The men’s 3m synchro diving final turned into another triumphant march of Patrick Hausding who is flying high again. Already a legend with a medalling streak since 2008, Hausding won the 3m in several editions, first time in 2010, landed wins in the 10m synchro (9 in a row, an incredible record), was champion in the 1m (again here yesterday) but this was the first time he could clinch gold in the 3m synchro. Partnering with Lars Rudiger, they improved by each championships, after a bronze and a silver now they came first.
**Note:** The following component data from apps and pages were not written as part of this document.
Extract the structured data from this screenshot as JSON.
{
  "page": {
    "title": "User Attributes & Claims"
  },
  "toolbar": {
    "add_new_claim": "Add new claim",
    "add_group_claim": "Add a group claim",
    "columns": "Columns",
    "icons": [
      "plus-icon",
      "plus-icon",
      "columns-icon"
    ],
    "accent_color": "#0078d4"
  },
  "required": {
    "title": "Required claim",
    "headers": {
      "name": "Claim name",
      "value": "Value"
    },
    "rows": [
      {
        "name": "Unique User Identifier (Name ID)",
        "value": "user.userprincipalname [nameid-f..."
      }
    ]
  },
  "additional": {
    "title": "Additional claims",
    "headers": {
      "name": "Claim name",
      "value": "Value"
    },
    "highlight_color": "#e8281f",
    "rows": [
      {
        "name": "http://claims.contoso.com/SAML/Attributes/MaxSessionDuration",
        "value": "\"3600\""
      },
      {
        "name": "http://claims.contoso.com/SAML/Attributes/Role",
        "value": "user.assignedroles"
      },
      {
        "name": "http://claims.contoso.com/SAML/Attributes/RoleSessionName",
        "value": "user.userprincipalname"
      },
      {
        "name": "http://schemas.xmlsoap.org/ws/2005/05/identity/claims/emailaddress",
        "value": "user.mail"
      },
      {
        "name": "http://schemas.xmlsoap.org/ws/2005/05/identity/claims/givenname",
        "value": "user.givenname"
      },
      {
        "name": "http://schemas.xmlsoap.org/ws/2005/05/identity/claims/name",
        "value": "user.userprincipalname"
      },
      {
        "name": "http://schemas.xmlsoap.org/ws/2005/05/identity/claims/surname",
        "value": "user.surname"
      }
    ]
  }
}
Again, it was their balance, which brought them this title. Their dives in rounds 3-5 were pretty good, two of them in the range of 85 points and that left room for even for an error in the last round, they still won by 11 points. The Russians, Evgenii Kuznetsov and Nikita Sleikher were also good but only one of their dives scored more than 80 points (barely), while Ukraine’s Oleksandr Gorshkovozov and Oleg Kolodiy clinched the bronze – they offered the best single dive in the fifth round, the only 90-pointers in the evening. Britain’s Daniel Goodfellow and Jack Laugher were second at halfway but a completely missed dive ruined their campaign.
The closing event saw the first 1-2 finish for a country. Russia’s Anna Konanykhina and Iulia Timoshinina claimed gold and silver respectively in the women’s 10m. The 16 years old rookie, Konanykhina came up with a really difficult programme and despite two relatively erroneous dives, the high DDs put her on top since she did the other three brilliantly, earning a series of 8.5s and 9.0s (the last attempt for 86.40 was the highest scoring dive in the final). It was an amazing turnaround after the prelims where she finished 11th . Timoshinina was leading by 20 points after three rounds but her last two attempts were faulty ones – still, she could hold on for the silver as the others had problems too. After a weaker opening dive, the other teenage rookie of the final, Britain’s Andrea Spendolini could keep her performance on a fine level to earn the bronze, ahead of much experienced competitors, like Ukraine’s Sofia Lyskun who came first in the prelims and Celine van Duijn from the Netherlands who had won the last two editions.